grammarians also κροσσοί
), thrums; tassels; a
When the weaver had finished any garment on the loom [TELA
], the thrums, i. e. the extremities of the
threads of the warp, hung in a row at the bottom. In this state they were
frequently left, being considered ornamental. Often also, to prevent them
from ravelling, and to give a still more artificial and ornamental
appearance, they were separated into bundles, each of which was twisted
1.416 = Anth. Pal.
6.225), and tied
in one or more knots. The thrums were thus, by a very simple process,
transformed into a row of tassels. The linen shirts, found in Egyptian
tombs, sometimes show this ornament among their lower edge, and illustrate,
in a very interesting manner, the description of these garments by Herodotus
). Among the Greeks and Romans fringes
were seldom worn except by females (κροσσωτὸν
Phalaec. ap. Ath. 10.440
d = Brunck, Anal.
2.525: cf. Schweighäuser on Ath.
vol. x. p. 428; Jacobs on Anth. Pal.
i. pt. 2, p. 251;
Pollux, 7.64). We find, however, a κροσσωτὴν
worn by Lucullus (Plut.
); a long-sleeved tunic with fimbriae
at the wrists, worn by Julius Caesar (Suet. Jul. 45
; cf, CLAVUS LATUS
The text of Suetonius may, we think, be
defended against Marquardt, Privatl.
528 n.). Of their manner
of displaying them the best idea may be formed by the inspection of the
annexed woodcut, taken from a small bronze, representing a Roman lady
Fimbriae. (From an ancient bronze.)
who wears an inner and an outer tunic, the latter being fringed,
and over these a large shawl or pallium.
Among barbarous nations the upper garment was often worn by men with a
fringe, as is seen very conspicuously in the group of Sarmatians at p. 315
By crossing the bundles of thrums, and
tying them at the points of intersection, a kind of network was produced;
the θυσανὸς δικτυωτός,
hung with bells,
which adorned the bier of Alexander the Great, must have been of this
description (Diod. 18.26
). The ancients also
manufactured fringes separately, and sewed them to the borders of their
garments. They were likewise made of gold thread and other costly materials.
Of this kind was the ornament, consisting of a hundred golden tassels, which
surrounded the mythical shield of Jupiter, the αἰγὶς
and which depended from the girdle of Juno (Hom. Il. 2.448
, xiv.. 181, 15.229, 17.593, 18.204, 21.400). In consequence of

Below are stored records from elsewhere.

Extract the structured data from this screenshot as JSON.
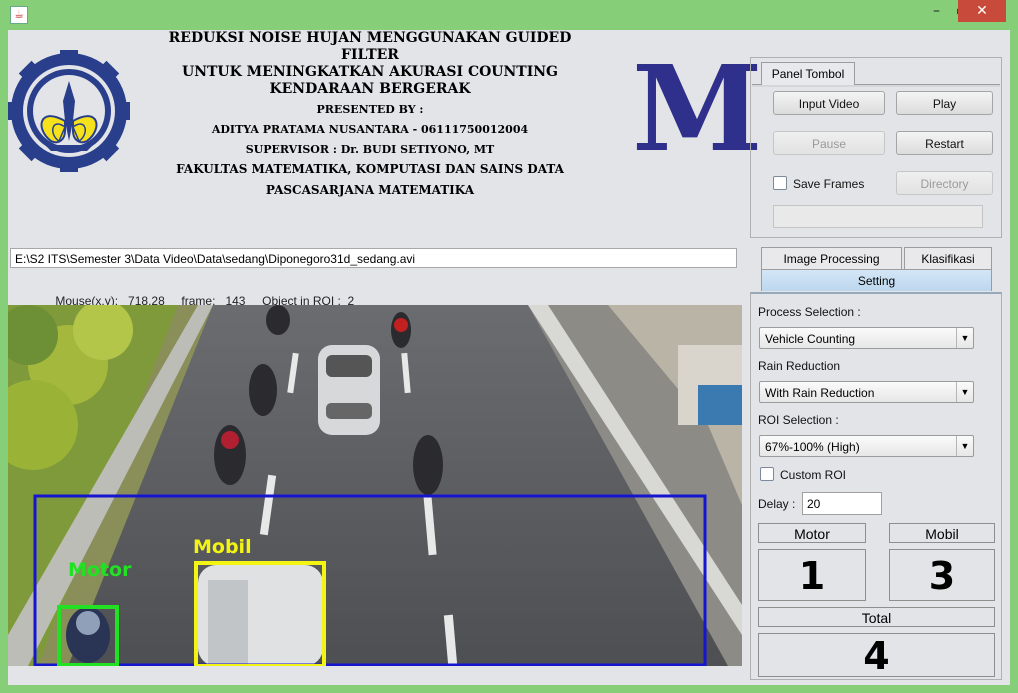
{
  "window": {
    "title": "",
    "min": "–",
    "max": "▭",
    "close": "✕",
    "icon": "java-icon"
  },
  "header": {
    "title1": "REDUKSI NOISE HUJAN MENGGUNAKAN GUIDED FILTER",
    "title2": "UNTUK MENINGKATKAN AKURASI COUNTING",
    "title3": "KENDARAAN BERGERAK",
    "presented": "PRESENTED BY :",
    "author": "ADITYA PRATAMA NUSANTARA - 06111750012004",
    "supervisor": "SUPERVISOR : Dr. BUDI SETIYONO, MT",
    "faculty": "FAKULTAS MATEMATIKA, KOMPUTASI DAN SAINS DATA",
    "program": "PASCASARJANA MATEMATIKA",
    "logo_letter": "M"
  },
  "file_path": "E:\\S2 ITS\\Semester 3\\Data Video\\Data\\sedang\\Diponegoro31d_sedang.avi",
  "status": {
    "mouse_label": "Mouse(x,y):",
    "mouse_value": "718,28",
    "frame_label": "frame:",
    "frame_value": "143",
    "roi_label": "Object in ROI :",
    "roi_value": "2"
  },
  "video": {
    "label_motor": "Motor",
    "label_mobil": "Mobil",
    "colors": {
      "roi": "#1515d0",
      "motor": "#22e022",
      "mobil": "#f4f414"
    }
  },
  "panel": {
    "tab": "Panel Tombol",
    "input_video": "Input Video",
    "play": "Play",
    "pause": "Pause",
    "restart": "Restart",
    "save_frames": "Save Frames",
    "directory": "Directory"
  },
  "tabs": {
    "image_processing": "Image Processing",
    "klasifikasi": "Klasifikasi",
    "setting": "Setting"
  },
  "settings": {
    "process_label": "Process Selection :",
    "process_value": "Vehicle Counting",
    "rain_label": "Rain Reduction",
    "rain_value": "With Rain Reduction",
    "roi_label": "ROI Selection :",
    "roi_value": "67%-100% (High)",
    "custom_roi": "Custom ROI",
    "delay_label": "Delay :",
    "delay_value": "20"
  },
  "counts": {
    "motor_label": "Motor",
    "motor_value": "1",
    "mobil_label": "Mobil",
    "mobil_value": "3",
    "total_label": "Total",
    "total_value": "4"
  }
}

the tendency of wool to form itself into separate bundles like tassels
Aelian, Ael. NA 16.11
), the poets speak of the golden

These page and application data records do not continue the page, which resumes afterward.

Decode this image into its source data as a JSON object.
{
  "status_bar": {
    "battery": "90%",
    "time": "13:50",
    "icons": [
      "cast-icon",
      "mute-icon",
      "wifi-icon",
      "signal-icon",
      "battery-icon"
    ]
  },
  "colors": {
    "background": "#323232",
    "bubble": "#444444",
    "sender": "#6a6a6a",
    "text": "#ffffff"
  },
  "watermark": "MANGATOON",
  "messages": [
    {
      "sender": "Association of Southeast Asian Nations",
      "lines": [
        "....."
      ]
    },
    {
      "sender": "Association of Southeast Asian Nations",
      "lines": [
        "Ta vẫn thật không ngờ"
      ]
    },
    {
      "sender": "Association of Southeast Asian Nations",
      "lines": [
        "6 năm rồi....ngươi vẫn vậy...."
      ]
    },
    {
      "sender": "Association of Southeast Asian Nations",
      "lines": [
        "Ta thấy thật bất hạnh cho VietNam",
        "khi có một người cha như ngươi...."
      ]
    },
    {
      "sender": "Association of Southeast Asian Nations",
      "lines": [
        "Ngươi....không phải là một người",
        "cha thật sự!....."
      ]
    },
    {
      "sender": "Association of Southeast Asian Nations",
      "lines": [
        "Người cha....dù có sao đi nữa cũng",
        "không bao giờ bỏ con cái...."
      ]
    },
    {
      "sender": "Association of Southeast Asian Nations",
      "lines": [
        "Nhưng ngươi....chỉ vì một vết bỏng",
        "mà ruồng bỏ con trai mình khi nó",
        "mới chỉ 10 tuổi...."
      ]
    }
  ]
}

fleece as consisting of them (Pind. P. 4.411
; Apollon. 4.1146
); and Cicero, declaiming
against the effeminacy of Gabinius, applies the same expression to his
curled locks of hair (in Pis.